Much of the heavy lifting has been done in free agency. But there are still a few major players, a host of solid veterans, and no shortage of intriguing reclamation projects left on the open market. Here, we’ll look at a few available hurlers who have previously established significant MLB ceilings and are only entering their age-30 or younger seasons … albeit with significant injury histories that have altered their career trajectories.
We’ll go youngest to oldest:
Edubray Ramos: The still-youthful hurler — he celebrated his 27th birthday just yesterday — endured a highly disappointing 2019 season, struggling through shoulder problems and ultimately throwing only 15 MLB innings. But he was quite effective in 2018 and could be an interesting bounceback candidate after getting some rest over the offseason (though he is pitching in Venezuelan winter ball).
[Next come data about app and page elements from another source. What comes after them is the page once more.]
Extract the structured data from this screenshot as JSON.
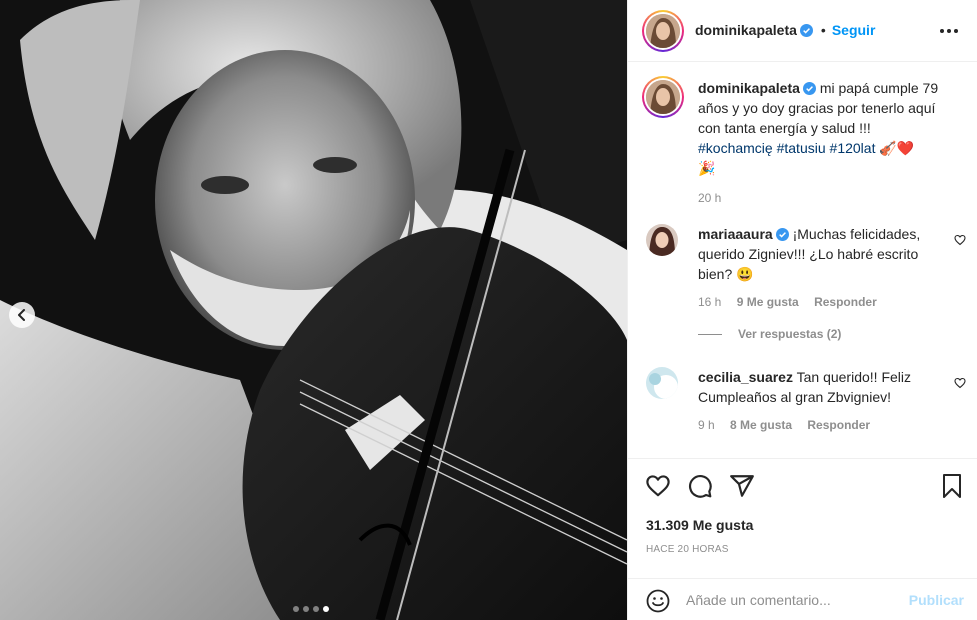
{
  "post": {
    "username": "dominikapaleta",
    "follow_label": "Seguir",
    "more_icon": "more-options-icon",
    "separator": "•"
  },
  "caption": {
    "username": "dominikapaleta",
    "text": "mi papá cumple 79 años y yo doy gracias por tenerlo aquí con tanta energía y salud !!!",
    "hashtags": [
      "#kochamcię",
      "#tatusiu",
      "#120lat"
    ],
    "emojis": "🎻❤️",
    "emoji_end": "🎉",
    "time": "20 h"
  },
  "comments": [
    {
      "username": "mariaaaura",
      "verified": true,
      "text": "¡Muchas felicidades, querido Zigniev!!! ¿Lo habré escrito bien? 😃",
      "time": "16 h",
      "likes": "9 Me gusta",
      "reply": "Responder",
      "view_replies": "Ver respuestas (2)"
    },
    {
      "username": "cecilia_suarez",
      "verified": false,
      "text": "Tan querido!! Feliz Cumpleaños al gran Zbvigniev!",
      "time": "9 h",
      "likes": "8 Me gusta",
      "reply": "Responder"
    }
  ],
  "actions": {
    "likes": "31.309 Me gusta",
    "time_ago": "HACE 20 HORAS",
    "icons": [
      "heart-icon",
      "comment-icon",
      "share-icon",
      "bookmark-icon"
    ]
  },
  "add_comment": {
    "placeholder": "Añade un comentario...",
    "publish_label": "Publicar"
  },
  "carousel": {
    "total": 4,
    "active_index": 3
  },
  "colors": {
    "accent": "#0095f6",
    "publish_disabled": "#b2dffc",
    "hashtag": "#00376b",
    "muted": "#8e8e8e"
  }
}
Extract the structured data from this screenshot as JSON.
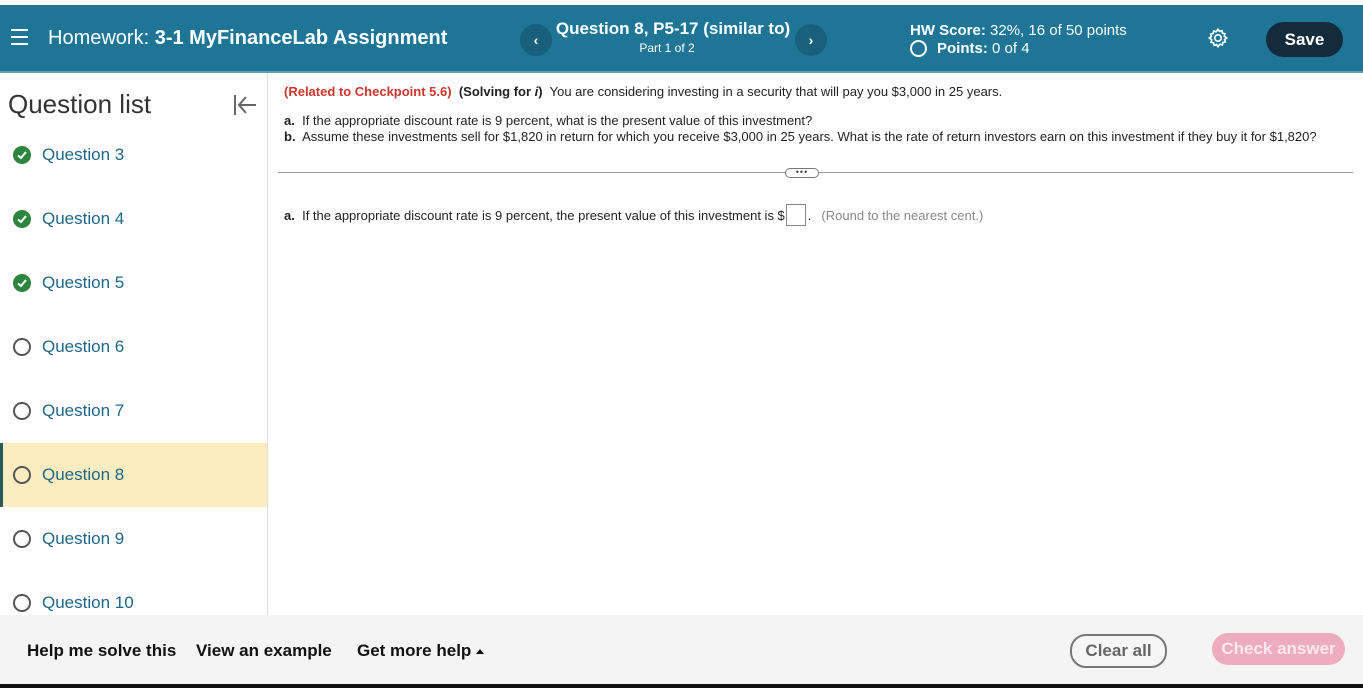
{
  "header": {
    "homework_prefix": "Homework:",
    "assignment_title": "3-1 MyFinanceLab Assignment",
    "question_title": "Question 8, P5-17 (similar to)",
    "part_label": "Part 1 of 2",
    "prev_icon": "chevron-left-icon",
    "next_icon": "chevron-right-icon",
    "hw_score_label": "HW Score:",
    "hw_score_value": "32%, 16 of 50 points",
    "points_label": "Points:",
    "points_value": "0 of 4",
    "settings_icon": "gear-icon",
    "save_label": "Save",
    "colors": {
      "header_bg": "#1f7596",
      "save_bg": "#142b3b"
    }
  },
  "sidebar": {
    "title": "Question list",
    "collapse_icon": "collapse-left-icon",
    "items": [
      {
        "label": "Question 3",
        "status": "complete"
      },
      {
        "label": "Question 4",
        "status": "complete"
      },
      {
        "label": "Question 5",
        "status": "complete"
      },
      {
        "label": "Question 6",
        "status": "incomplete"
      },
      {
        "label": "Question 7",
        "status": "incomplete"
      },
      {
        "label": "Question 8",
        "status": "incomplete",
        "active": true
      },
      {
        "label": "Question 9",
        "status": "incomplete"
      },
      {
        "label": "Question 10",
        "status": "incomplete"
      }
    ],
    "colors": {
      "complete": "#2e8540",
      "active_bg": "#fbecbf",
      "link": "#1c6887"
    }
  },
  "question": {
    "related": "(Related to Checkpoint 5.6)",
    "solving_prefix": "(Solving for ",
    "solving_var": "i",
    "solving_suffix": ")",
    "intro": "You are considering investing in a security that will pay you $3,000 in 25 years.",
    "part_a_letter": "a.",
    "part_a": "If the appropriate discount rate is 9 percent, what is the present value of this investment?",
    "part_b_letter": "b.",
    "part_b": "Assume these investments sell for $1,820 in return for which you receive $3,000 in 25 years.  What is the rate of return investors earn on this investment if they buy it for $1,820?",
    "expand_label": "•••",
    "answer_letter": "a.",
    "answer_text": "If the appropriate discount rate is 9 percent, the present value of this investment is $",
    "answer_value": "",
    "answer_after": ".",
    "answer_hint": "(Round to the nearest cent.)"
  },
  "footer": {
    "help_solve": "Help me solve this",
    "view_example": "View an example",
    "more_help": "Get more help",
    "clear_all": "Clear all",
    "check_answer": "Check answer"
  }
}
Taijuan Walker: Walker worked back from multiple arm injuries, only to end up as a surprising non-tender from the Diamondbacks. It’s certainly notable that his own club wasn’t convinced, but that won’t stop others from reaching their own risk/benefit assessments. Walker threw 157 1/3 innings of 3.49 ERA ball in his last full season, 2017. In his brief return to the bigs in 2019, Walker was already exhibiting most of his prior velocity and spin rate, so there’s reason to hope the physical tools are still intact.
Aaron Sanchez: It has long been a rollercoaster for the other 27-year-old starter on this list. He has battled through with finger injuries, then showed flashes in 2019 before going down to shoulder surgery. That procedure made it inevitable that he’d be non-tendered by the Astros, but the talent that led the Houston organization to take a shot will surely still intrigue rival organizations.
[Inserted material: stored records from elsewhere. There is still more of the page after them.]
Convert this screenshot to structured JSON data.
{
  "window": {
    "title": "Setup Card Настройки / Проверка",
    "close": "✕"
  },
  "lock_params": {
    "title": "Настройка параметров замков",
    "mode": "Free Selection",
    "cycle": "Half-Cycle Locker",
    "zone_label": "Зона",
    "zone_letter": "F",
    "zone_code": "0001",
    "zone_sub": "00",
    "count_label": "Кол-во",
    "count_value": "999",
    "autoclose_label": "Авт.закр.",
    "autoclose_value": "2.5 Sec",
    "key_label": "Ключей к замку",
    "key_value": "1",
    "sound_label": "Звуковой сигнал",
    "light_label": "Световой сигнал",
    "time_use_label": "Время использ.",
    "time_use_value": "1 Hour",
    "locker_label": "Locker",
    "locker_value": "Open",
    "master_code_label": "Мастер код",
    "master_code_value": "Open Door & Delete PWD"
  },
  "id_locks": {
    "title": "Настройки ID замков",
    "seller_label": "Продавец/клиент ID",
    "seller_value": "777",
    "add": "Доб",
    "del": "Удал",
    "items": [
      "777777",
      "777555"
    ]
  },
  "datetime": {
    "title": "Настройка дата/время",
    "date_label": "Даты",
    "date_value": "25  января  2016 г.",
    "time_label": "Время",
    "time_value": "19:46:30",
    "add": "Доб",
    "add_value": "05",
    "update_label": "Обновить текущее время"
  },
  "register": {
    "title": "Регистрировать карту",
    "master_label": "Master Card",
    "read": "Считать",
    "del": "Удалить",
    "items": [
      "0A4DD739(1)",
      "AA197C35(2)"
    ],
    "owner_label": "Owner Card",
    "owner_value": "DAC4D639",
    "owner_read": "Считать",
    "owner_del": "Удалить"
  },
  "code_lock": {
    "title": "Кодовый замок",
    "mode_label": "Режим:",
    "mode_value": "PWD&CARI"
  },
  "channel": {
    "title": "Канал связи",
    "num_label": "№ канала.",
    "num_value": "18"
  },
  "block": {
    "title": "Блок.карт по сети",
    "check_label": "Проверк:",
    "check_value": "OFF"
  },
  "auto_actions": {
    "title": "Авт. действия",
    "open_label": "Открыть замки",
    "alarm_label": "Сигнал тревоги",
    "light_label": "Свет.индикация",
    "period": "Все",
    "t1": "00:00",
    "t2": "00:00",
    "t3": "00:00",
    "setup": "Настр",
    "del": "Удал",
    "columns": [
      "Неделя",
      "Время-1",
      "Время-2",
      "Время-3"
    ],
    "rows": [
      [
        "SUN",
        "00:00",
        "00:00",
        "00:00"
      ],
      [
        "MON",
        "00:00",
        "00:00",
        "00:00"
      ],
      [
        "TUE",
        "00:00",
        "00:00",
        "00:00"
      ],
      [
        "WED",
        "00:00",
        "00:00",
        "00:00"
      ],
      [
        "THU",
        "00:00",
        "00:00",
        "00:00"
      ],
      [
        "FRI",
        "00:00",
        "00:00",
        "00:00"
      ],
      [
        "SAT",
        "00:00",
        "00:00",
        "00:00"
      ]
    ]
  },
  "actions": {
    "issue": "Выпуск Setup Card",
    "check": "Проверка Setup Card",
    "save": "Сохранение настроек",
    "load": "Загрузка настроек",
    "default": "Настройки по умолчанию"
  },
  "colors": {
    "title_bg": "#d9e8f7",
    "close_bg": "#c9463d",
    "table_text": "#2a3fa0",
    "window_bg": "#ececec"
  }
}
Alex Wood: He was held up to open the 2019 season and struggled with the long ball when he finally did appear for the Reds, but the southpaw did make it back to the bump. He showed typical velocity, swinging-strike, and K/BB numbers in his seven-start stint to finish out the year. Wood has thrown 839 innings of 3.40 ERA ball in his career, with peripherals that largely match, so don’t sleep on his upside.
Arodys Vizcaino: Over 2017-18, Vizcaino threw 95 2/3 innings of 2.54 ERA ball. The Viz Kid way outperformed his peripherals in doing so, but has always had swing-and-miss stuff. It’s anyone’s guess how he’ll bounce back from shoulder surgery, and he was hardly a perfect pitcher beforehand, but Vizcaino remains an interesting player to watch.
Shelby Miller: Okay, so Miller is going to have to bounce waaaay back if he’s to return to effectiveness. Since the fateful trade that sent him from the Braves to the Diamondbacks after the 2015 season, he has thrown just 183 innings of 6.89 ERA ball. Miller fell far short of a comeback last year with the Rangers, but did show 95 mph heat and is still only 29 years of age.
Jerad Eickhoff: Quite effective through the first forty starts of his MLB career, Eickhoff took a step back in 2017 and then ran into an injury wall. He made it back to the mound for the ’19 campaign but was only good for a 5.71 ERA in 58 1/3 innings. Eickhoff will need to regain some arm speed and figure out how to adapt to a longball-lofting set of opposing hitters.
Danny Salazar: Thirty in January, Salazar remains an intriguing talent. He has exhibited plenty of strikeout ability and found no small amount of success in the majors, but hasn’t yet shown he can find his way back from health issues. It’s unclear as yet what course his career will take, but the upside is tremendous.
Tony Cingrani: Cingrani hasn’t pitched a full season since 2016 and didn’t throw a pitch in the Majors in 2019 due to shoulder surgery. But looking at what the 30-year-old lefty did in parts of two seasons after being traded from Cincinnati to Los Angeles is eye-opening. Cingrani faced 172 hitters as a Dodger and struck out 64 of them (37.2 percent) while walking only 12 (6.9 percent). His swinging-strike rate in L.A. topped 14 percent. Considering the left-handed relief market was thin to begin the offseason and is now largely devoid of proven options, he’s a sensible buy-low target.
Drew Smyly: In addition to being one of those guys who’s younger than you thought every time you look, Smyly was also probably better at his peak than many fully realized. Times have been tougher of late, as he missed all of the ’17 and ’18 seasons and had a brutal run to open the 2019 campaign with the Rangers. But he finished on a better streak with the Phillies after fiddling with his pitch mix, posting a 4.45 ERA with 9.8 K/9 and 3.0 BB/9 in a dozen starts. The velo and swinging-strike numbers are right back where they used to be. Smyly is a sneaky interesting target.